Heart sink moments are plenty in a writer’s life, but one of my least favourite has to be the dinner party where the bloke sitting next to me, on hearing I’m a novelist, launches into a detailed description of the novel he’s going to write. I listen attentively, because my mother brought me up to be polite, but what I really want to do is screech and tell him to stop because a) I don’t want to know and b) he’s ruining his chances of ever getting the novel written.
Writing a novel requires a lot of energy. 100,000 words or so takes a lot of typing even without the concentration on the story telling. Somehow you have to sustain your energy and enthusiasm for at least several months, if not several years. Story telling is in part a desire to communicate. If you’re doing that communication to all and sundry at dinner parties you’re dissipating the energy you need to keep going with your story. Worse, with frequent telling, you may become bored with your own story before you’ve got it written down.
So don’t tell anyone what it’s about. Keep that desire to yourself, communicate with the page, not chance met strangers. Because I’ve recently had a book out (A Single to Rome, absolutely brilliant, do go out and buy a copy - pleeeeease) I’m frequently being asked about what I’m working on at the moment. In response I mumble something about how I’ve started a novel. And what is it about?
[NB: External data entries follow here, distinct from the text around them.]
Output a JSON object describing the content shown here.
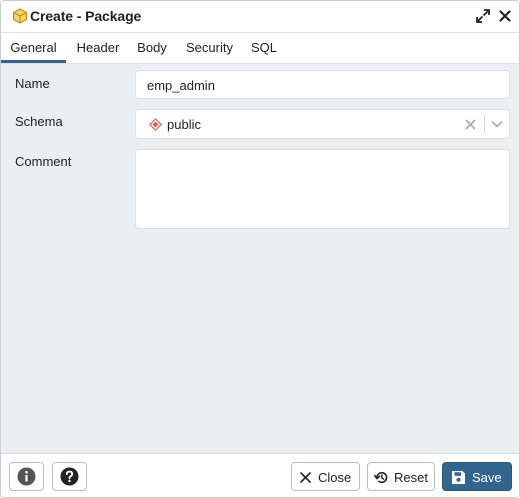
{
  "dialog": {
    "title": "Create - Package",
    "tabs": [
      "General",
      "Header",
      "Body",
      "Security",
      "SQL"
    ],
    "active_tab": "General"
  },
  "form": {
    "name_label": "Name",
    "name_value": "emp_admin",
    "schema_label": "Schema",
    "schema_value": "public",
    "comment_label": "Comment",
    "comment_value": ""
  },
  "footer": {
    "close_label": "Close",
    "reset_label": "Reset",
    "save_label": "Save"
  },
  "colors": {
    "accent": "#326690",
    "body_bg": "#ebeef3",
    "schema_icon": "#d9534f",
    "package_icon": "#e0a100"
  },
  "icons": {
    "title": "package-icon",
    "maximize": "expand-icon",
    "close": "close-icon",
    "schema": "schema-icon",
    "clear": "clear-icon",
    "dropdown": "chevron-down-icon",
    "info": "info-icon",
    "help": "help-icon",
    "close_button": "x-icon",
    "reset": "reset-icon",
    "save": "save-icon"
  }
}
More mumbling and staring at the floor until they go away. I’m not being rude (honest, Mum), I’m guarding an essential part of my writing life.